Before we moved to Italy, I had never heard of olio nuovo. Literally translated it means “new oil” – from the first press of picked olives. But liberally translated – otherwise known as according to me – it means “get ready for the most amazing taste sensation ever!”
While the kids pick up in the branches..
..I reach out from my place firmly on the ground.
The nets and baskets below are quickly filled and refilled.
Down the hillside, a cast of terrific cooks and helpers adds logs to the fire and drizzle grilled bruschetta with the freshest, greenest olive oil.
A harvest feast is being prepared.
It’s kicked off with an appetizer made from the biggest porcini mushroom I, and many of the other gathered guests, have ever seen. Carla’s mom, who is the head chef here at Il Pozzo, transformed it into fried slices of savory goodness.
We’re next met by four plates of lasagne. Pumpkin and sage, vegetarian and a ragu of carne. But they’re only the primi or first course.
Those of us gathered around Il Pozzo’s expansive garden table are also served mounds of grilled ribs and salsicce – the Tuscan-style flavorful sausage that my new German friends sitting to my right say are better than any bratwurst. There’s roasted potatoes, cauliflower and a garlic spinach.
Of course just look at those corks, there’s also plenty of Italian red wine.
And after such a banquet, you might forget why you came here in the first place, but before we go home, each guest is handed a bottle of Il Pozzo olio nuovo.
You know it’s fresh, not just from the flavor, but because you can watch Carla’s dad press the olives right before your eyes.
The olive press machinery is on the same grounds as all the trees.
It was October and Fabrizio and his wife Guisy had just bottled the first-press. He handed us a bottle of the brightest colored green liquid I had ever seen that wasn’t some kind of artificially mint-flavored alcohol. It was practically neon. If I hadn’t seen it myself, I wouldn’t have believed this color could exist in nature.
I poured a little onto a white plate. It gleamed and glowed. ..The flavor was so pungently crisp and sharp; raw and original, that I was taken aback.
So was Lulu. “Blech. This tastes like grass,” she said.
Now, a year older, Lulu’s palate is more mature and she happily tried a slice of olive oiled bruschetta.
“Hmm.. It’s too forte (strong), I still don’t care for it. ” she says this time. A little more refined language perhaps, but she’s not a convert. Yet.

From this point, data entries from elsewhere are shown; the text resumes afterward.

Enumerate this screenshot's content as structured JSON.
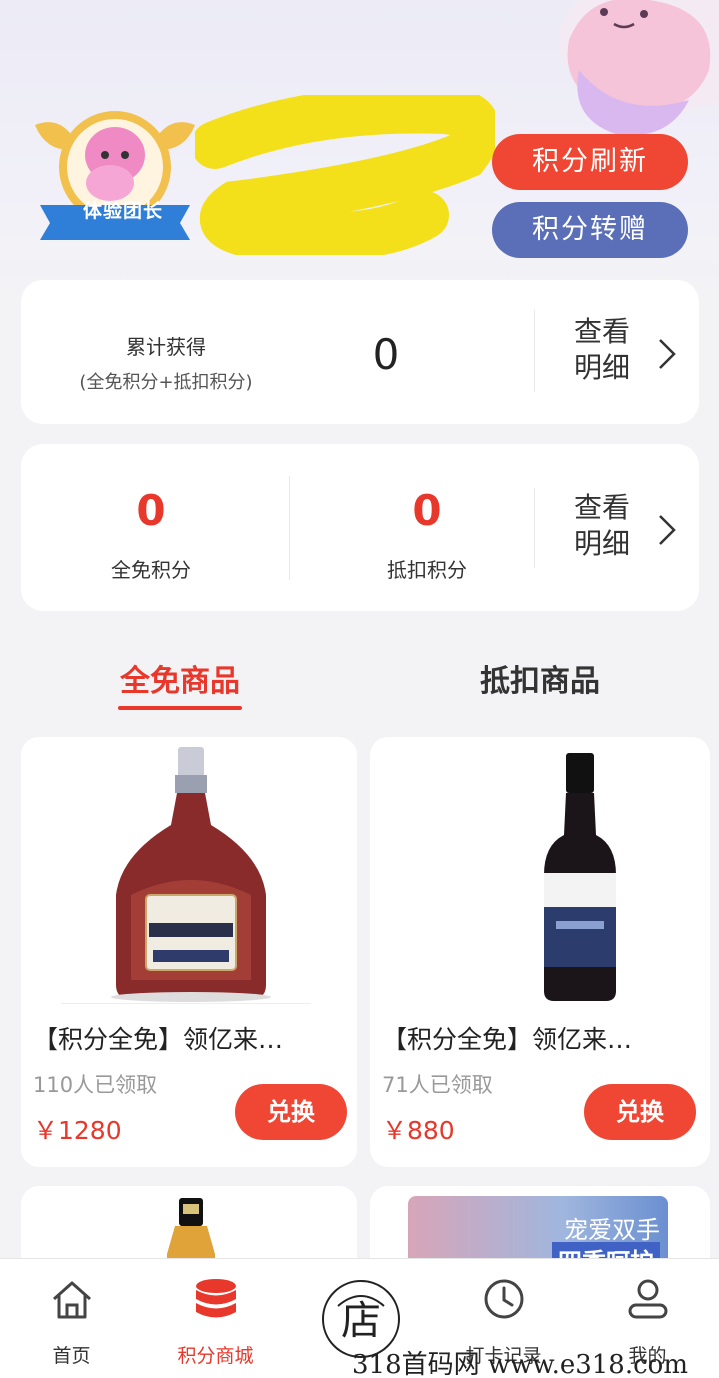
{
  "profile": {
    "badge_label": "体验团长"
  },
  "actions": {
    "refresh_label": "积分刷新",
    "transfer_label": "积分转赠"
  },
  "total": {
    "label": "累计获得",
    "sublabel": "(全免积分+抵扣积分)",
    "value": "0",
    "detail_label": "查看明细"
  },
  "points": {
    "free_value": "0",
    "free_label": "全免积分",
    "deduct_value": "0",
    "deduct_label": "抵扣积分",
    "detail_label": "查看明细"
  },
  "tabs": [
    {
      "label": "全免商品",
      "active": true
    },
    {
      "label": "抵扣商品",
      "active": false
    }
  ],
  "products": [
    {
      "title": "【积分全免】领亿来…",
      "claimed": "110人已领取",
      "price": "￥1280",
      "button": "兑换",
      "image": "brandy-bottle"
    },
    {
      "title": "【积分全免】领亿来…",
      "claimed": "71人已领取",
      "price": "￥880",
      "button": "兑换",
      "image": "red-wine-bottle"
    }
  ],
  "promo": {
    "line1": "宠爱双手",
    "line2": "四季呵护"
  },
  "nav": [
    {
      "label": "首页",
      "icon": "home-icon",
      "active": false
    },
    {
      "label": "积分商城",
      "icon": "database-icon",
      "active": true
    },
    {
      "label": "",
      "icon": "shop-icon",
      "active": false
    },
    {
      "label": "打卡记录",
      "icon": "clock-icon",
      "active": false
    },
    {
      "label": "我的",
      "icon": "user-icon",
      "active": false
    }
  ],
  "watermark": {
    "text": "318首码网 www.e318.com",
    "logo_char": "店"
  },
  "colors": {
    "accent": "#e8382b",
    "refresh_button": "#ef4733",
    "transfer_button": "#5a6fb8"
  }
}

“Maybe next year,” I say. I’m more than happy to think that perhaps we’ll still be in Italy next October. And Il Pozzo’s olive picking event is definitely something I would mark on the calendar.
Since you can’t lick this essay, you’ll have to fly here for your own taste!
P.S. How many of you have picked olives? Tasted nuovo olio? Been to Il Pozzo yet? Let me know!